- Commercial property is fueled by debt, just like manure grows crops.
- The front line of the sector is speculative. Combined with all that debt, this means commercial property goes through cycles of booms and busts, especially in big cities.
I’ve written more about commercial property if you’re interested.
So are these big REITs on a discount screaming buys?
Who knows – but I do think they’re worth a second look.
True, when you see discounts of 30% or more to book value, you might think the market knows something certain about their underlying NAV.
And there are dark clouds around, for sure. Negative voices were calling the top of the UK commercial property market even before Brexit threatened to send tens of thousands of bankers and related office jobs overseas.
However there’s not much sign so far that property prices have slumped 30%, or anything like it. In fact we’re only a few percent down since Brexit, and the pace of decline even in the capital is slowing.
The take-up of office space in London bounced back relatively quickly after Brexit, too.
Also, if you believe that the big discounts to NAV reflect the market cunningly sniffing out an imminent London property crash, then you have to square London-centric Shaftesbury trading near NAV with, say, Land Securities trading at 0.7x.
Their portfolios are not exactly the same, sure. But they share enough in common that the idea one could be slammed while the other sales through unmolested seems fanciful.
The big REITs are in general not highly-geared, either – certainly they’re not overloaded with debt like they were back in 2007 ahead of the last downturn.
This all raises the possibility that there’s a dislocation here in terms of price and value.
Price-to-book ratios do definitely swing about in this sector.
In the two years between spring 2013 and spring 2015, for instance, British Land mainly traded at a premium to book value. (i.e. The price to book ratio was over 1x.)
Premiums may be justified if investors have correctly anticipated further gains to come – perhaps because the future value of development projects are modestly carried on the books, or because underlying prices for offices or shops are rising faster than company accountants can keep up.
But fluctuating ratios just as often reflect changing sentiment, too.
I can’t help noticing that the three companies with the largest discounts in my table are the three largest UK REITs. This trio alone comprises about 35% of the iShares UK Property ETF.
I wonder if they’ve been sold off more harshly – or have taken longer to recover – precisely because they’re so big and relatively liquid?
I read somewhere that open-ended commercial property funds were holding REITs in lieu of cash, and selling them when investors began redeeming their funds after the Brexit vote. Perhaps that’s piled on the pressure?
Because I remain relatively unconvinced about the UK and London’s medium-term prospects (I mean compared to the more positive view I had of the business-as-usual scenario rejected by voters in June) it’s hard for me to get super-excited about this apparent opportunity.
However I’ve had a nibble of Land Securities and British Land, among the big REITs I’ve mentioned today, and I may well buy more.
Time will tell if there’s a worm in these apples!
As mentioned I own shares in Land Securities and British Land, so who knows what biases are influencing my thinking.
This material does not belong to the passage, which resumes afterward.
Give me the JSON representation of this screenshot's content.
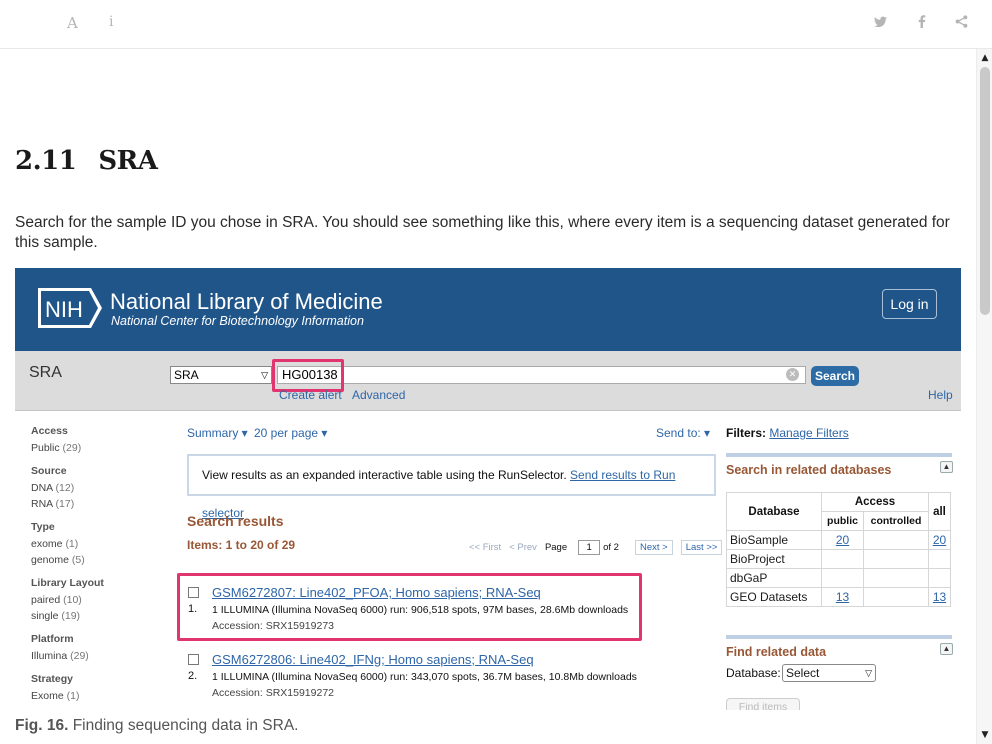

As always this piece is NOT a recommendation that you or anyone else should buy any shares mentioned. You must do your own research, and make your own decisions. Good luck. 🙂